Let’s talk about urine.
Trends come and go over time, but one visual motif that hasn’t received the attention it rightly deserves is the painting genre of people holding pee.
They hold great flasks of it – there are paintings of urine being heated over candles, held up to the light to examine and, of course, people casually reclining with a flask full of the stuff (as you do).
Now, these aren’t just any people, because that would be odd – they’re physicians. Still, if you’re anything like me you may have some valid questions like, ‘what on earth’ and ‘why’? So let’s explore this painting niche...
What’s the preoccupation with urine?
Though many of the urine paintings on Art UK date to the 17th and 18th centuries, the practice of uroscopy – the examination of urine – extends back to the ancient Greeks, and information is still gathered from a patient’s urine output today. From a urine analysis, a physician can glean information about hydration, kidney health, and even screen for diabetes. It’s may be one of the first things you do when you register to a new GP with the NHS, and it’s a routine part of pregnancy check-ups.
Without the dipstick tests that you may be familiar with today, a way to analyse urine in the past was to examine the colour. The urine wheel below dates to 1506, and shows twenty different shades of urine and their possible indications – it includes some particularly curious hues like white (not clear) and green. Before modern advances, a physician might smell and even taste the urine sample to suss out any health issues as well.
In a period when there was still much to discover about the body, uroscopy would have been a physician's most powerful tool for diagnosis. A patient’s urine sample could offer insight into the inner happenings of their body, but it’s also fair to say that there were many practices that lacked scientific accuracy. Not only would urine have been examined in cases of illness, but courtesy books from the medieval period show that servants might also examine their master’s chamber pots in the morning to check for disease.
At one point, the practice began to lose its grounding in science while simultaneously growing in popularity with inexperienced physicians. As a result, Thomas Brian published a book in 1679 called The Pisse Prophet that discredited the more dubious elements of uroscopy and aided in its decline in medical practice.
Why so many pee paintings?
Our podcast guest on medieval medicine and art, Jack Hartnell, explained that uroscopy was so closely linked with the work of physicians that urine flasks became part of the iconography of the job, much like a white coat might be linked to doctors today. Seeing the flask in a painting serves as an instant indication that the subject is a physician. Furthermore, on taking a closer look at the physician pictured, one may be able to make a conjecture about the condition of the patient. In most examples, the examiner has a scrutinising expression that wouldn’t give much away, but in some cases, like the above painting of a pregnant woman, the physician looks quite pleased, suggesting a positive assessment of the sample.

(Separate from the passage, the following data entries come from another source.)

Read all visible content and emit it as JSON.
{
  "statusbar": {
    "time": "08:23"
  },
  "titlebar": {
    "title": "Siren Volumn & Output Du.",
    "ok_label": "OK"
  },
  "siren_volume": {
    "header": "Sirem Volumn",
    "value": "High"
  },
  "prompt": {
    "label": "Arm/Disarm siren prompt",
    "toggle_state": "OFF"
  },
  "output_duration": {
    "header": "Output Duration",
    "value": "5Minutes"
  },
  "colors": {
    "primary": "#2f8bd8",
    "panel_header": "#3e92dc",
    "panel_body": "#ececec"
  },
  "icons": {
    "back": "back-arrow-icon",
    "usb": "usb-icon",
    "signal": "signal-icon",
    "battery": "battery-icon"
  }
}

These serve as a subset of genre painting, offering a glimpse into a small part of everyday life. One book on uroscopy makes a stylistic connection between paintings depicting alchemy and uroscopy, so it’s possible that these paintings fit into the concurrent craze with alchemy and were created to meet the buying demands of the public.
So, there you have it – the introduction you didn’t know you needed into the world of urine paintings.
Ferren Gipson, Social Media Marketer at Art UK